The problem -> Which lines hold the word "value"? Copy each of them from the material.

Given information ->
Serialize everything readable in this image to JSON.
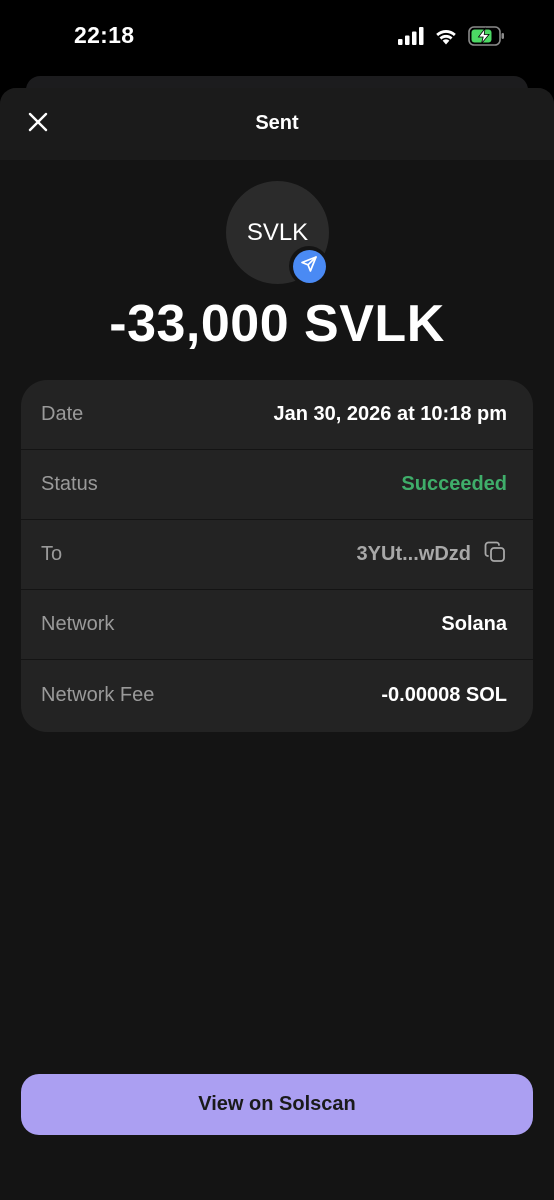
{
  "status_bar": {
    "time": "22:18",
    "icons": [
      "cellular-signal-icon",
      "wifi-icon",
      "battery-charging-icon"
    ]
  },
  "header": {
    "title": "Sent",
    "close_icon": "close-icon"
  },
  "token": {
    "symbol": "SVLK",
    "badge_icon": "send-arrow-icon",
    "badge_color": "#4a8af4"
  },
  "amount": "-33,000 SVLK",
  "details": {
    "date": {
      "label": "Date",
      "value": "Jan 30, 2026 at 10:18 pm"
    },
    "status": {
      "label": "Status",
      "value": "Succeeded",
      "color": "#3fae6a"
    },
    "to": {
      "label": "To",
      "value": "3YUt...wDzd",
      "icon": "copy-icon"
    },
    "network": {
      "label": "Network",
      "value": "Solana"
    },
    "fee": {
      "label": "Network Fee",
      "value": "-0.00008 SOL"
    }
  },
  "actions": {
    "view_button": "View on Solscan",
    "accent": "#ab9ff2"
  }
}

Exercise result ->
      "value": "Jan 30, 2026 at 10:18 pm"
      "value": "Succeeded",
      "value": "3YUt...wDzd",
      "value": "Solana"
      "value": "-0.00008 SOL"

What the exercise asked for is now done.